Not every soldier was issued a pick.  I'm not sure what the ratio of picks to shovels was in WW1, but in WW2, here is how they were issued out:

Squad of 10 men:
1 man issued M-1910 Hatchet
2 men issued M-1910 Pick-Mattocks
8 men issued M-1910 Entrenching Tools (shovels)

The very early M-1910 picks were issued out un-painted.  Not long after they were first issued (pre-WW1), the regulations were changed to indicate that all M-1910 entrenching tools (picks, shovels and hatchets) were to be painted.  My pick has the last remnants of paint still visible on it.  There is some of the early Khaki-Green paint from the WW1 era and some of the later Dark Olive Green paint from WW2 on the metal head, and just a few specks on the wooden handle (The WW1 paint on the head is very faint, and around the edges of the darker WW2 green paint).  I am guessing that the paint must have been field-applied and that may be why it did not stick so well.

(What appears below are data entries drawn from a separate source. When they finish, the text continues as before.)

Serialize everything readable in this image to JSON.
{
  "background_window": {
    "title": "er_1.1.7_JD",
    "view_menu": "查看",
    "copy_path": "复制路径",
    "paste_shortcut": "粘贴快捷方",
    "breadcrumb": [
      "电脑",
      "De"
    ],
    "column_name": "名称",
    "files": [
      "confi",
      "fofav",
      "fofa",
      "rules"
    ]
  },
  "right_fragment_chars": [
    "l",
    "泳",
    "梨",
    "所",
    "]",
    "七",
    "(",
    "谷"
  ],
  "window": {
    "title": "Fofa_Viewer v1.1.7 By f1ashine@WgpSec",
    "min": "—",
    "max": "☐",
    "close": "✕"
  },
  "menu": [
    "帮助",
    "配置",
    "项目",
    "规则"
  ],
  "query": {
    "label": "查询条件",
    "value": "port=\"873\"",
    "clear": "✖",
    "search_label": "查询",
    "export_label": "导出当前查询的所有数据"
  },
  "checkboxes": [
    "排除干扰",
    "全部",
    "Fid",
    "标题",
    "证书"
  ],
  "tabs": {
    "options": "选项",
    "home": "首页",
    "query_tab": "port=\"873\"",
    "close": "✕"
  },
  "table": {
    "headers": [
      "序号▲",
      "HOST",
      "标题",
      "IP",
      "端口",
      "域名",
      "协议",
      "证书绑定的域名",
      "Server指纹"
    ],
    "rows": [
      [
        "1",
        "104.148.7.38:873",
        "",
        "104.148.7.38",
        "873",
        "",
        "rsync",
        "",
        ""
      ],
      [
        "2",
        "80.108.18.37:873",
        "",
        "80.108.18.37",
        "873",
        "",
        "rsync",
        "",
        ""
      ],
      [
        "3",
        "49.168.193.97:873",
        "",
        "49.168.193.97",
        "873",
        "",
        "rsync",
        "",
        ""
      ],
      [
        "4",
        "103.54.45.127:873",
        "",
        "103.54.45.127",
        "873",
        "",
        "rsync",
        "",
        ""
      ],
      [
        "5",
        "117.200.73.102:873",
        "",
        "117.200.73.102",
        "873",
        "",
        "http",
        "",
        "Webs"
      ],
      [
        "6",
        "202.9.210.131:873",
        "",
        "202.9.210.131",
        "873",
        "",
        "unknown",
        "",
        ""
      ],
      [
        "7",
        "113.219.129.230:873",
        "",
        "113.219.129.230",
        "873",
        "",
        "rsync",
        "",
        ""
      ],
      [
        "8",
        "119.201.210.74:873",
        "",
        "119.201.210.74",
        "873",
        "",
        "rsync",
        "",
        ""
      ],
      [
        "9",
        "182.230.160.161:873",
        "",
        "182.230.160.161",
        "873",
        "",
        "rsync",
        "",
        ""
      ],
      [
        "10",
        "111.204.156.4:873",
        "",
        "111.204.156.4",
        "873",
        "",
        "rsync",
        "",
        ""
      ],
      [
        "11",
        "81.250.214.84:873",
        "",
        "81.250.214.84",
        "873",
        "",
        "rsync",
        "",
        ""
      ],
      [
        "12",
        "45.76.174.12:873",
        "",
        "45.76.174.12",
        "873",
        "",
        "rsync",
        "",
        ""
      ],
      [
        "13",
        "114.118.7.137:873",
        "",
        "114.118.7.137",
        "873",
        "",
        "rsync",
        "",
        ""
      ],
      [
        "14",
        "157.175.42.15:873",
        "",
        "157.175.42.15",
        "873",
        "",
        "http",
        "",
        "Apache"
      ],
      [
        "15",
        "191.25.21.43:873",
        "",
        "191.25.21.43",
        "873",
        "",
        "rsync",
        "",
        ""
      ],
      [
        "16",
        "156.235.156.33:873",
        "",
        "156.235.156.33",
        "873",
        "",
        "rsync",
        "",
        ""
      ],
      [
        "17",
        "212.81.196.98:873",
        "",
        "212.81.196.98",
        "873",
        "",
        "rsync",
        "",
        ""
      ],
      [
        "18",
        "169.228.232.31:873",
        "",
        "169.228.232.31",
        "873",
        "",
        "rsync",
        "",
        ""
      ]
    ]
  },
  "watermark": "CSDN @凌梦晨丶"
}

While examining these photos, I discovered that there was a very small, partial US Ordinance Corps, stamped marking, to the left of the pick's US stamping.  The story of that "mystery and investigation" can be seen at my blog posting here:


These US picks were well designed, compact, and some of the most useful ones that I have seen produced by any of the armies through the years.  They were used by the US military all the way up into the 1970's.  The pick was still standard issue through the Korean War era, and then tapered off after that.

Let's take a look at the album.  Enjoy!